How do you know if you are at risk of developing osteoporosis?

Osteoporosis is a fairly common condition that affects around three million people in the UK. It weakens bones, making them fragile and more likely to break.

Every year there are more than 300,000 people that receive hospital treatment for fragility fractures caused by osteoporosis. These are fractures that occur from standing height or less, and although wrist fractures, hip fractures and fractures of the vertebrae are the most common type of breaks that occur they can also occur in other bones, such as in the arm, ribs or pelvis.

There are usually no warnings you’ve developed osteoporosis and it’s often only diagnosed when a bone is fractured after what is often a minor fall.

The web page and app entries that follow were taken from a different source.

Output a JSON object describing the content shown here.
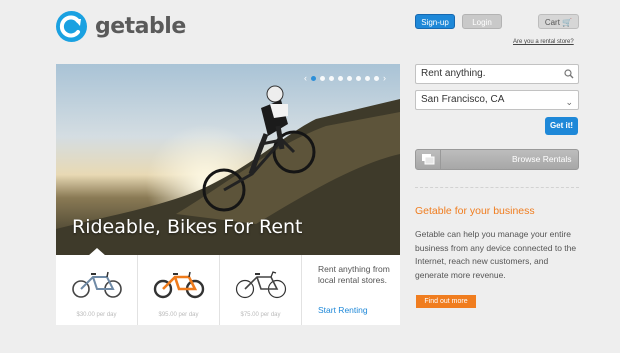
{
  "brand": {
    "name": "getable",
    "accent": "#1aa1e1",
    "orange": "#f07d1f"
  },
  "header": {
    "signup_label": "Sign-up",
    "login_label": "Login",
    "cart_label": "Cart",
    "rental_store_link": "Are you a rental store?"
  },
  "hero": {
    "title": "Rideable, Bikes For Rent",
    "slide_count": 8,
    "active_slide": 1
  },
  "products": [
    {
      "price": "$30.00 per day",
      "icon": "bike-icon"
    },
    {
      "price": "$95.00 per day",
      "icon": "bike-icon"
    },
    {
      "price": "$75.00 per day",
      "icon": "bike-icon"
    }
  ],
  "promo": {
    "text": "Rent anything from local rental stores.",
    "link": "Start Renting"
  },
  "search": {
    "placeholder": "Rent anything.",
    "location": "San Francisco, CA",
    "submit_label": "Get it!"
  },
  "browse": {
    "label": "Browse Rentals"
  },
  "business": {
    "title": "Getable for your business",
    "body": "Getable can help you manage your entire business from any device connected to the Internet, reach new customers, and generate more revenue.",
    "cta": "Find out more"
  }
}
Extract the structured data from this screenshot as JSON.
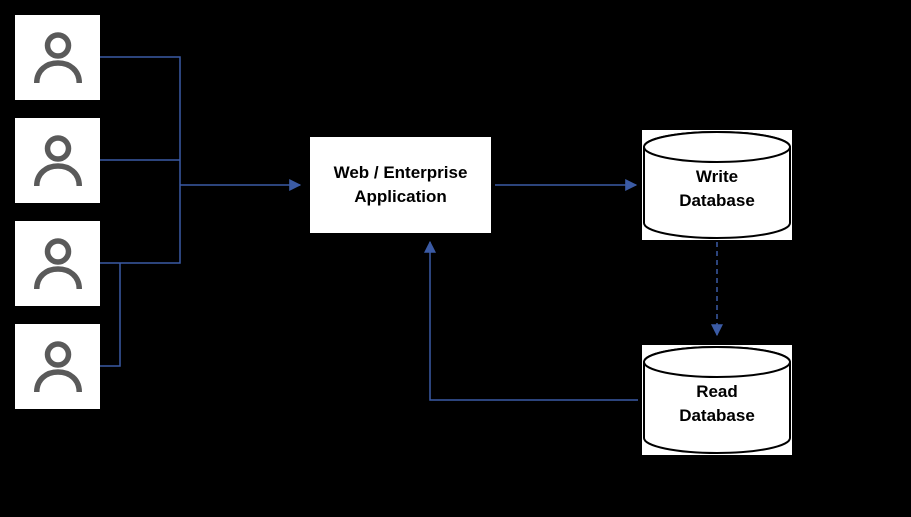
{
  "app": {
    "label": "Web / Enterprise\nApplication"
  },
  "databases": {
    "write": "Write\nDatabase",
    "read": "Read\nDatabase"
  },
  "users_count": 4
}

What causes osteoporosis?

You gradually start to lose bone density from about 35 years of age. Women lose bone density more rapidly in the first few years after menopause. Losing bone density is a normal part of the ageing process, but for some people it can lead to osteoporosis and an increased risk of fractures.

There are other factors that increase your risk of developing osteoporosis and these include:

Inflammatory conditions
Conditions that affect the hormone-producing glands
A family history of osteoporosis, particularly history of a hip fracture in a parent
Long-term use of certain medications that affect bone strength or hormone levels
Malabsorption problems
Heavy drinking and smoking

How is osteoporosis diagnosed?

If your practitioner suspects you have a raised risk of osteoporosis after taking a short medical history, they may refer you for a scan to measure your bone mineral density. This type of scan is known as a DEXA (DXA) scan. It’s a short, painless procedure using low emission X-rays from which your bone mineral density can then be used to assess your fracture risk.

What happens next?

The decision about what treatment you have, if any, will depend on your risk of fracture. This will be based on a number of factors, such as your age, medical history and the results of your DXA scan. Even where there is little risk, advice can be given about how to keep bones healthy and avoid future problems.

Osteoporosis consultations at Shine

By Andrew Doody